#> 8            Root;k__Bacteria;p__Bacteroidetes;c__Flavobacteriia;o__Flavobacteriales;f__Cryomorphaceae;g__;s__
#> 9  Root;k__Bacteria;p__Bacteroidetes;c__Flavobacteriia;o__Flavobacteriales;f__Cryomorphaceae;g__Fluviicola;s__
#> 10        Root;k__Bacteria;p__Bacteroidetes;c__Flavobacteriia;o__Flavobacteriales;f__Flavobacteriaceae;g__;s__
#>    Week1 Week2 Week3 Week4 Week5 Week6 Week7 Week8 Week9
#> 2      1     6     0     0     0     1     0     1     0
#> 3      0     0     0     0     0     0     0     5     0
#> 4      0     0     0     0     0     0     0     0     0
#> 5      0     1     0     0     0     0     0     0     0
#> 6      0     0     0     0     0     0     0     0     0
#> 7      0     1     0     0     0     0     0     1     0
#> 8      0     0     0     0     0     0     0     1     0
#> 9      0     0     0     0     0     0     0     1     0
#> 10     0     1     0     0     0     0     0     7     0

Before we are able to define the network, we have first to understand the patterns of autocorrelation of each species, and then define the lag, that will be used for the BlockBootstrap resampling in the wTO.Complete() or fast.wTO() functions. To define the lag, we use autocorrelation function acf().

row.names(metagenomics_abundance) = metagenomics_abundance$OTU
metagenomics_abundance = metagenomics_abundance[,-1]
par(mfrow = c(3,3))
for ( i in 1:nrow(metagenomics_abundance)){
  acf(t(metagenomics_abundance[i,]))
}

Because most of them have only a high autocorrelation with itself or maximum 2 weeks, we will use a lag of 2 for the blocks used in the bootstrap.

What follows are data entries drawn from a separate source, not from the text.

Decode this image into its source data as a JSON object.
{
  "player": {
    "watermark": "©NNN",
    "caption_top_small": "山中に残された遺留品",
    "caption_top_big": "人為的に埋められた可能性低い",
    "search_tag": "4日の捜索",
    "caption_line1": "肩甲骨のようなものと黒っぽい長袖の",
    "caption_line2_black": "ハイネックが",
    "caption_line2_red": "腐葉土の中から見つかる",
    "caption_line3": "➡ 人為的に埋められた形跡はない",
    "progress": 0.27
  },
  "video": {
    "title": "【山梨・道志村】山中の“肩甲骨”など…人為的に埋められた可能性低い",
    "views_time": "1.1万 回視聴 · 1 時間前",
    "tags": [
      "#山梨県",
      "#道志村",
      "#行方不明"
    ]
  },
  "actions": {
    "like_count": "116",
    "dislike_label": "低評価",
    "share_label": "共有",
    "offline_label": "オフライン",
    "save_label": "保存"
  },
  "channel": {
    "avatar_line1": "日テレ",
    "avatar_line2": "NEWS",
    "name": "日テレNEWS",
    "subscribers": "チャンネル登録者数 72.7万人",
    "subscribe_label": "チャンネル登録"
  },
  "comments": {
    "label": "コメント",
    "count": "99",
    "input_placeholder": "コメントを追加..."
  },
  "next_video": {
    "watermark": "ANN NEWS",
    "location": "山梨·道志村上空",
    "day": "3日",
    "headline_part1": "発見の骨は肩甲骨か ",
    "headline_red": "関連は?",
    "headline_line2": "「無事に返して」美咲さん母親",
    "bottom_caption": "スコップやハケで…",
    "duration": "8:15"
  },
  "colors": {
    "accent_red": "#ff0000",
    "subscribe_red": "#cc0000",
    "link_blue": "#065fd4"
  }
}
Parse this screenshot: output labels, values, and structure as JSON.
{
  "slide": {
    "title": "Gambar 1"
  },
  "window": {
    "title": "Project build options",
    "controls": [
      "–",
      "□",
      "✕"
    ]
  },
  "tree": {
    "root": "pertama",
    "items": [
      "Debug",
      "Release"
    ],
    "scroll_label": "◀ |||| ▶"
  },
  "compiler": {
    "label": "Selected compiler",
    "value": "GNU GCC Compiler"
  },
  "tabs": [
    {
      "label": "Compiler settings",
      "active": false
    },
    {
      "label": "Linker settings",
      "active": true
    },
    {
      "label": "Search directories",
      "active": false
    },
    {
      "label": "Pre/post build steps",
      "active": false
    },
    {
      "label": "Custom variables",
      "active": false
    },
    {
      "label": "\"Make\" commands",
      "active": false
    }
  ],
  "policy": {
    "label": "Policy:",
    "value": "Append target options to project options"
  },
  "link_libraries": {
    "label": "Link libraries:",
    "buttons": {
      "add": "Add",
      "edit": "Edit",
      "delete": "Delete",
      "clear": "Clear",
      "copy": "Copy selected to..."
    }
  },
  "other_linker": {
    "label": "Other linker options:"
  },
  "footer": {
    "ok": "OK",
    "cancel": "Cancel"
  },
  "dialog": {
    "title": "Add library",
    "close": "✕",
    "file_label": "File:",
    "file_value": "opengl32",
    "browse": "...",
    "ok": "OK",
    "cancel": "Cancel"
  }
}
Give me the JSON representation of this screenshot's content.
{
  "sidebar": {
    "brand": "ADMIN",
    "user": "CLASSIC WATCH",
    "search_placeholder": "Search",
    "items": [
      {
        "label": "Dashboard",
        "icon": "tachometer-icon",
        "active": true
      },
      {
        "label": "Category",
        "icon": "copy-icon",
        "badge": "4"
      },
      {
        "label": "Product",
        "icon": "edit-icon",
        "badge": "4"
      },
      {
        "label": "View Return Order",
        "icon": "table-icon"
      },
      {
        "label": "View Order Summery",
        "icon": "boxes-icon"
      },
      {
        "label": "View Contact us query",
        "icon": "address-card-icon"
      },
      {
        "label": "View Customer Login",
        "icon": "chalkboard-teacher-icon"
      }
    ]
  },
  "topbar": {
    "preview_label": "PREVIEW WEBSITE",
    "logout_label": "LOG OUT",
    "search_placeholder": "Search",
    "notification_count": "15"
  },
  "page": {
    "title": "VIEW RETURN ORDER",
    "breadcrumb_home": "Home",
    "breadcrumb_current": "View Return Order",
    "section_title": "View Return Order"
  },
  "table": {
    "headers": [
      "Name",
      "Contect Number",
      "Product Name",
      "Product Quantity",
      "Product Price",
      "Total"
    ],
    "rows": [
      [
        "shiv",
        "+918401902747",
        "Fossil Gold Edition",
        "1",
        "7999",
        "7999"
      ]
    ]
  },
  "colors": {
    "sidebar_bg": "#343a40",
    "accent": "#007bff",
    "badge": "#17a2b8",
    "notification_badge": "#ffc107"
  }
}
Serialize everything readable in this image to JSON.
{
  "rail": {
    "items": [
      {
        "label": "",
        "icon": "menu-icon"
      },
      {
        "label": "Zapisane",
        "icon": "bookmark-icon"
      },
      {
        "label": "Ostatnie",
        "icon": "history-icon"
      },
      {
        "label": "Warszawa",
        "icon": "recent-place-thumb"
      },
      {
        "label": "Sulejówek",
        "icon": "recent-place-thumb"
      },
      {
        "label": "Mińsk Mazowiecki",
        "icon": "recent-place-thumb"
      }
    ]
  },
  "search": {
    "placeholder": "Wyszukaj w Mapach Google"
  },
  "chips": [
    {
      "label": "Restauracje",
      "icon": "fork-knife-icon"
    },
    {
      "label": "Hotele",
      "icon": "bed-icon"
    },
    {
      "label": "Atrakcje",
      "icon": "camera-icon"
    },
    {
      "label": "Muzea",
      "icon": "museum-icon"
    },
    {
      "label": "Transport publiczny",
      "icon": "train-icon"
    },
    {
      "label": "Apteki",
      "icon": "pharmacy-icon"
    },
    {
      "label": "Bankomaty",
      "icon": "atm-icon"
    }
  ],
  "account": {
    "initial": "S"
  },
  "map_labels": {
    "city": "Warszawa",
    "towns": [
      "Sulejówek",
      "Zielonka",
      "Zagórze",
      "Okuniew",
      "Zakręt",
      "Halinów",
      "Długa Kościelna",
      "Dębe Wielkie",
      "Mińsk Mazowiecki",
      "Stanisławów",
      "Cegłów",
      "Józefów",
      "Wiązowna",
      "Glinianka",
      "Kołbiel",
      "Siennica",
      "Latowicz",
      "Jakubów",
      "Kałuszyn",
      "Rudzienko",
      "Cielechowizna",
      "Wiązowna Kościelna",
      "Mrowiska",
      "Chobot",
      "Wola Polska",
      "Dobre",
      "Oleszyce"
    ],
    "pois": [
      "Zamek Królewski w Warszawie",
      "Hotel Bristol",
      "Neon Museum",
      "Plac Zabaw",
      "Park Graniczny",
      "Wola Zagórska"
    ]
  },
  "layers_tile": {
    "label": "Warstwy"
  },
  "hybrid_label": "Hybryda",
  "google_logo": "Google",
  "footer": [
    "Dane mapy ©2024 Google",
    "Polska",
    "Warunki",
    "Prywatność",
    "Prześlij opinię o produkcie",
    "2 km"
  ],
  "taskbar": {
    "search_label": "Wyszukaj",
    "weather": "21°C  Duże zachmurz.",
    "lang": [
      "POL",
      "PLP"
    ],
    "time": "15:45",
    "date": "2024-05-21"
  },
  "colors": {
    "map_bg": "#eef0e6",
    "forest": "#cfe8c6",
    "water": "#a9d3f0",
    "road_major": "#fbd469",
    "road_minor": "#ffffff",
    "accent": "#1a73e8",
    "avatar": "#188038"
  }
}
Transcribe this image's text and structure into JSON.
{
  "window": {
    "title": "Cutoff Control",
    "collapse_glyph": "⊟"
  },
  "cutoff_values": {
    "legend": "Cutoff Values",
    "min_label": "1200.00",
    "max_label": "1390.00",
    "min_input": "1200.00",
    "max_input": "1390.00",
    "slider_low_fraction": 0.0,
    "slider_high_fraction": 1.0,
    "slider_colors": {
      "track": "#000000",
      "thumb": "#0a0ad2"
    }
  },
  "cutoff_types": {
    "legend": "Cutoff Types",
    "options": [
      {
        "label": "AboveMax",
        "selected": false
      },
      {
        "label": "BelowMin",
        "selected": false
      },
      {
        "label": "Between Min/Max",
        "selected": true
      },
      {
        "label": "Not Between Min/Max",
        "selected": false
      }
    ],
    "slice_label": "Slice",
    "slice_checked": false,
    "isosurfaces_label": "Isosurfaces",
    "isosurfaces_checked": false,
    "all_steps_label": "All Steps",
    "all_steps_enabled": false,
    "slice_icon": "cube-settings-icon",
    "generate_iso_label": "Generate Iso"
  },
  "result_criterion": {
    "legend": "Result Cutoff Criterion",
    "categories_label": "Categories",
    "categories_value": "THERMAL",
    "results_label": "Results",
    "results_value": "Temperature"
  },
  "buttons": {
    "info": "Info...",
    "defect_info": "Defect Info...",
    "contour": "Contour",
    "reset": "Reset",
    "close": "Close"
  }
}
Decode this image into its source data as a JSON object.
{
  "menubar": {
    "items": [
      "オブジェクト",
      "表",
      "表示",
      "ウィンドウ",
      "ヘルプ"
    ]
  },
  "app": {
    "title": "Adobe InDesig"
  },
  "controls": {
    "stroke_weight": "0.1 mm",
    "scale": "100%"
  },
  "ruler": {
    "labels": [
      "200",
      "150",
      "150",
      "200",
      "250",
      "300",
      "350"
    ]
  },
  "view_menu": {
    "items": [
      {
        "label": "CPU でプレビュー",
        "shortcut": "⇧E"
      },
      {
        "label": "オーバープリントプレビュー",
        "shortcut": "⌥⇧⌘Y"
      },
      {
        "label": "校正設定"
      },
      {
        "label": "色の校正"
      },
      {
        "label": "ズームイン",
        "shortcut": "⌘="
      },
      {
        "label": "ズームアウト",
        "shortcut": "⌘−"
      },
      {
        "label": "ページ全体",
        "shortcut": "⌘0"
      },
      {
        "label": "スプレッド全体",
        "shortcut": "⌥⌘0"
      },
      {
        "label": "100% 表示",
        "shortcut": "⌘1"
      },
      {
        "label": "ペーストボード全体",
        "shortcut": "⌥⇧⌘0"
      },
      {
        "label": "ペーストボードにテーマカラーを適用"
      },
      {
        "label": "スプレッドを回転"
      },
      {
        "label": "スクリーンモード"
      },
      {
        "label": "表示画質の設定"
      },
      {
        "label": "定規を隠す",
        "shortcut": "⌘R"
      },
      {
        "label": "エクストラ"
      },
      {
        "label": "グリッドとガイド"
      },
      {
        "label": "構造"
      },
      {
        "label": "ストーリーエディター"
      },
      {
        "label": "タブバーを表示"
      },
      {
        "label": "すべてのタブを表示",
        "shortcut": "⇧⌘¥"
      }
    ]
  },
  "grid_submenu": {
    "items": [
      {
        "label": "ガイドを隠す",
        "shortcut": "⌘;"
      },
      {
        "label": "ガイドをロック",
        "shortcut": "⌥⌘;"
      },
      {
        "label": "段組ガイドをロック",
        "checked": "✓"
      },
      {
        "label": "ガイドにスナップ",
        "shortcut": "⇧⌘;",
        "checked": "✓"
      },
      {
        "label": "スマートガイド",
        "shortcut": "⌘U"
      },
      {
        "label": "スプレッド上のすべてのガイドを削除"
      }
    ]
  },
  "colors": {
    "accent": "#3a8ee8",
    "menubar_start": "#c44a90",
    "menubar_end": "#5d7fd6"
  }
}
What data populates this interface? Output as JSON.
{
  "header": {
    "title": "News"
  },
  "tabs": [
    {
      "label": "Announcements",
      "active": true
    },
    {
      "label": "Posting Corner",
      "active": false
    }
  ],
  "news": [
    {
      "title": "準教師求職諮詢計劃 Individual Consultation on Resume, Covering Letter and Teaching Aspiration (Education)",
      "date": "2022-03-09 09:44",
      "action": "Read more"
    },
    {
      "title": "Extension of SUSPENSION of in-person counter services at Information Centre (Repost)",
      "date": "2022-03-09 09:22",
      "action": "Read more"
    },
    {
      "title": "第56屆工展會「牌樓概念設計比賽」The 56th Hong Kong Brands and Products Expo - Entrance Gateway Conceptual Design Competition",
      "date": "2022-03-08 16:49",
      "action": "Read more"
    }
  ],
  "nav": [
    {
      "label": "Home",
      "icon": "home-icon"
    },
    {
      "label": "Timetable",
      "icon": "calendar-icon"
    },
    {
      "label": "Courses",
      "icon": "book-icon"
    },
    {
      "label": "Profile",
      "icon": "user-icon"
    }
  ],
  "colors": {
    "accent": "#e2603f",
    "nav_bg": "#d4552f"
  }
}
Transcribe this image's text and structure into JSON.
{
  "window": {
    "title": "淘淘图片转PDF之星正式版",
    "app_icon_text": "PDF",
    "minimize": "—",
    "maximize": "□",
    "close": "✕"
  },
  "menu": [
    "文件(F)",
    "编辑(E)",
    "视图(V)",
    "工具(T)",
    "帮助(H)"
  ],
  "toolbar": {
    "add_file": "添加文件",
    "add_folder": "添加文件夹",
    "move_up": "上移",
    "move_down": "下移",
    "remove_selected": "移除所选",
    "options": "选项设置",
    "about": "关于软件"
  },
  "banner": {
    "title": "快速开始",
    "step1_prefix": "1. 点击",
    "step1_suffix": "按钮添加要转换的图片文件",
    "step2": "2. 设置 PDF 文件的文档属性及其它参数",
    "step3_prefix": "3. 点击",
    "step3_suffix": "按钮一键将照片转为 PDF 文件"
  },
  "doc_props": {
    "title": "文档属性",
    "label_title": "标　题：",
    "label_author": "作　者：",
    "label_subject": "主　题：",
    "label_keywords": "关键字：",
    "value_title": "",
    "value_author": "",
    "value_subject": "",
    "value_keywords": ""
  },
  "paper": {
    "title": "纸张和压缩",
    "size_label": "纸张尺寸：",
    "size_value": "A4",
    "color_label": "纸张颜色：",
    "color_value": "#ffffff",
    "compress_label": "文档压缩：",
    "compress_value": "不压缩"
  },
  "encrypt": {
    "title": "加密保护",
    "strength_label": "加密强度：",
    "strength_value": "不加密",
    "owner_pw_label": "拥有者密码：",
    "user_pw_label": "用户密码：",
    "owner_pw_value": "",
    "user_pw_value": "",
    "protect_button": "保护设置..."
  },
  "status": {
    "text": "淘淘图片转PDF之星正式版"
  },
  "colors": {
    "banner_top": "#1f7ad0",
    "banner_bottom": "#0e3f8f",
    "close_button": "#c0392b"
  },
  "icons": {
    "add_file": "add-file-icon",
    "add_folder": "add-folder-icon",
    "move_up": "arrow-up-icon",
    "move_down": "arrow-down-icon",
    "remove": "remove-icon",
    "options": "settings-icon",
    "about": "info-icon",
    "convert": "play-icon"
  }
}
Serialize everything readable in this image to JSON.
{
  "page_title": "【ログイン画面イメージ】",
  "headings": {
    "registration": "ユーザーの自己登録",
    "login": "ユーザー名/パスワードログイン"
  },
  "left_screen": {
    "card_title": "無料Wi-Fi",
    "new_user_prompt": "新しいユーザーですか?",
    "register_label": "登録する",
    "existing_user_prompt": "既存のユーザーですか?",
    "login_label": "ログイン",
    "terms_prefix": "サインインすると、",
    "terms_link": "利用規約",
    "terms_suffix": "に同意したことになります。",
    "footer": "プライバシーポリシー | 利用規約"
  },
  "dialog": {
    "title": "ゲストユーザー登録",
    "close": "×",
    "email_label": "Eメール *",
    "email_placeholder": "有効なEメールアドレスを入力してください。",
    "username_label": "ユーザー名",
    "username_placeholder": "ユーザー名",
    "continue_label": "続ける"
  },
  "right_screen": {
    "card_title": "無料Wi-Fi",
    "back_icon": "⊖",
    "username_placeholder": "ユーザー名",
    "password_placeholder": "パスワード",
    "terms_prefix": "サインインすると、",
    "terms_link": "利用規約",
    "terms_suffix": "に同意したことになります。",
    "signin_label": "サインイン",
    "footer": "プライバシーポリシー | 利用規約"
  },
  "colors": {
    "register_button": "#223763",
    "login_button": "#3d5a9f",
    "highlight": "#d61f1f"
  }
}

The functions wTO.fast() and wTO.Complete() are able to accomodate the lag parameter, therefore, they will be used here.

Meta_fast = wTO.fast(Data = metagenomics_abundance, Overlap = row.names(metagenomics_abundance), method = 'p', sign = 'sign', n = 250, method_resampling = 'BlockBootstrap', lag = 2)
#> There are 67 overlapping nodes, 67 total nodes and 98 individuals.
#> This function might take a long time to run. Don't turn off the computer.
#> ..........................................................................................................................................................................................................................................................Done!

Meta_Complete = wTO.Complete(k = 1, n = 250, Data = metagenomics_abundance, Overlap = row.names(metagenomics_abundance), method = 's' , method_resampling = 'BlockBootstrap', lag = 2 )
#> There are 67 overlapping nodes, 67 total nodes and 98 individuals.
#> This function might take a long time to run. Don't turn off the computer.
#> Simulations are done.
#> Computing p-values
#> Computing cutoffs
#> Done!